If you are interested in the medical field, but the thought of blood is more than you can stand, you are still in luck. It takes a lot more than medical professionals to run the health care industry, and jobs in areas such as health care administration, health information technology and management engineering are also on the rise. Salaries for these positions range from $30,000 to nearly $100,000 annually.
In the financial sector, accounting majors are quickly finding accounting jobs, which are expected to grow by 18% from 2008 to 2018. To find even more success as an accounting major, work towards earning your certified public accountant (CPA) license. Becoming a CPA is a difficult task to undertake and includes getting your bachelor’s degree, working in the industry for a number of hours designated by your state of residence, and passing a series of rigorous tests.
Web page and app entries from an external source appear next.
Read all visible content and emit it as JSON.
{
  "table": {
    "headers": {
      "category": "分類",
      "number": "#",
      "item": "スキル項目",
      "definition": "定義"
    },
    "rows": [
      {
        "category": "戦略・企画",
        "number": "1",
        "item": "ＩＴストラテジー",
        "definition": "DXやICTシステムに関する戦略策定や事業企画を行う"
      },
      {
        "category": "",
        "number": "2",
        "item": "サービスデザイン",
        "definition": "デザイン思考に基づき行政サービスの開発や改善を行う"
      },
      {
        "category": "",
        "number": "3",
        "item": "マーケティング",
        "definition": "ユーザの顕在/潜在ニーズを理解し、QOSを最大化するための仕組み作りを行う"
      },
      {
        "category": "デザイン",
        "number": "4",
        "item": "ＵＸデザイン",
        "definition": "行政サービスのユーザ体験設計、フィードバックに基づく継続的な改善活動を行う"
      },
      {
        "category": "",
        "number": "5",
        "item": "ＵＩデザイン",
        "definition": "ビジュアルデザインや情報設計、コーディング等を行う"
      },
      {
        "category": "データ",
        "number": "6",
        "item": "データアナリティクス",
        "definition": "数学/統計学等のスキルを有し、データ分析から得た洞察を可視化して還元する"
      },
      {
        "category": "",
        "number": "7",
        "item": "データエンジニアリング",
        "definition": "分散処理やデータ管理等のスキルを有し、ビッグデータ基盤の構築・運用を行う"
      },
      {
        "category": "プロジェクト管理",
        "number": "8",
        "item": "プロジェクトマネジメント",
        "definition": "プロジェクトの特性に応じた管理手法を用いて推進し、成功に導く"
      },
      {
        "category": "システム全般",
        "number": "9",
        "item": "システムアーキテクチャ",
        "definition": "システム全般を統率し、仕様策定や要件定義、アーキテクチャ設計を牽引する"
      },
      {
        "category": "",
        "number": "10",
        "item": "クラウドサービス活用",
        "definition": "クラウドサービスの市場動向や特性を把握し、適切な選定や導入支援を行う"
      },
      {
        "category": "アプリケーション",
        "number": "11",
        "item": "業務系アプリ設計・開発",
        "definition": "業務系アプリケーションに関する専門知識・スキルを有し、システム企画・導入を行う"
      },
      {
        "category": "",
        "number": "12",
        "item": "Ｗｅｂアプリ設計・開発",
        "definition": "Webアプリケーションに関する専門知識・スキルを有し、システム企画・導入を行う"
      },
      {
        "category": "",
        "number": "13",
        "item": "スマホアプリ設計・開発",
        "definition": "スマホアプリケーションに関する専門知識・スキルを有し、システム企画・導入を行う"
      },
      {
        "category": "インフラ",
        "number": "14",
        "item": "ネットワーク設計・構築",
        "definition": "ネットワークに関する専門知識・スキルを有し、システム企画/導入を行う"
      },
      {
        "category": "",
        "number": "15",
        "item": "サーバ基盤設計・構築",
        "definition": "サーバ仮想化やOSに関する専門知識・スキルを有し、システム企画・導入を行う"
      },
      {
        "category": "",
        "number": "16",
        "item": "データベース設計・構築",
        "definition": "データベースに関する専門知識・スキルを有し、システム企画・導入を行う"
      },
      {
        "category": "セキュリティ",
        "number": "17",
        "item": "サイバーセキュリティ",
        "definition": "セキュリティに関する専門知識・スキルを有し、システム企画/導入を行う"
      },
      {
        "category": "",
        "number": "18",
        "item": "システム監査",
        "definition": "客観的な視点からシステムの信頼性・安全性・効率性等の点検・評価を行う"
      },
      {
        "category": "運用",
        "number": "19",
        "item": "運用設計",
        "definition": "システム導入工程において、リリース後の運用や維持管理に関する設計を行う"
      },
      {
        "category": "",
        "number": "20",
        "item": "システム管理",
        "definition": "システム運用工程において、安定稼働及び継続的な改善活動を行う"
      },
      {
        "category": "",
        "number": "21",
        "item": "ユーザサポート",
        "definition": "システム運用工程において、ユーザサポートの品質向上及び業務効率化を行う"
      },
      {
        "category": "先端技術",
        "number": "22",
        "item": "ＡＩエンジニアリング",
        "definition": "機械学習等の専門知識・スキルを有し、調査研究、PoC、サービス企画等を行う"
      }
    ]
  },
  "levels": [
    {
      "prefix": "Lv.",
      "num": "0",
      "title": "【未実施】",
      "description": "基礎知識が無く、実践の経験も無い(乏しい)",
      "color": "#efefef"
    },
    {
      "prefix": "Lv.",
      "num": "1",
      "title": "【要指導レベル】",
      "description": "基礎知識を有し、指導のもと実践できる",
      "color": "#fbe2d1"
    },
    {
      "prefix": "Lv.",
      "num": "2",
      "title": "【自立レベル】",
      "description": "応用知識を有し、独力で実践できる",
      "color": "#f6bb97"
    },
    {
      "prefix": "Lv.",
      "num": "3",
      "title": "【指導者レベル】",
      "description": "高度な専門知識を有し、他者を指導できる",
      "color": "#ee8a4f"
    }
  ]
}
CPAs earn an average of $74,000 a year, and the average entry-level accounting position earns $44,700 a year. Other growing, in-demand financial sector jobs include financial advisors, industrial engineers, actuaries and budget and financial analysts.
A college student most likely can’t go wrong by earning a degree in computer science, as the rate of technology is expected to continue to grow exponentially over the coming decades. Leading the pack for in-demand IT jobs are software developers, with a projected growth rate of 30% from 2008 to 2018 and an average yearly wage of $90,000, with a starting salary of $55,000. In fact, all computer-related jobs are expected to grow by 20% during that time frame.
Other potential careers for computer science majors include network systems and data communications analysts and database administrators, both with projected growth rates of 28%. For greater career security, find a job within the health care industry. A graduate degree is not always necessary.
When choosing a college major, pick one that appears likely to lead to a future that will last — and then find your niche in that field. Taking time to think about this now will be to your benefit when you graduate with a job and a salary to pay back student loans. Consider what you enjoy, but focus your decision on the reality of the major you choose and its ability to sustain you financially and fulfill you professionally.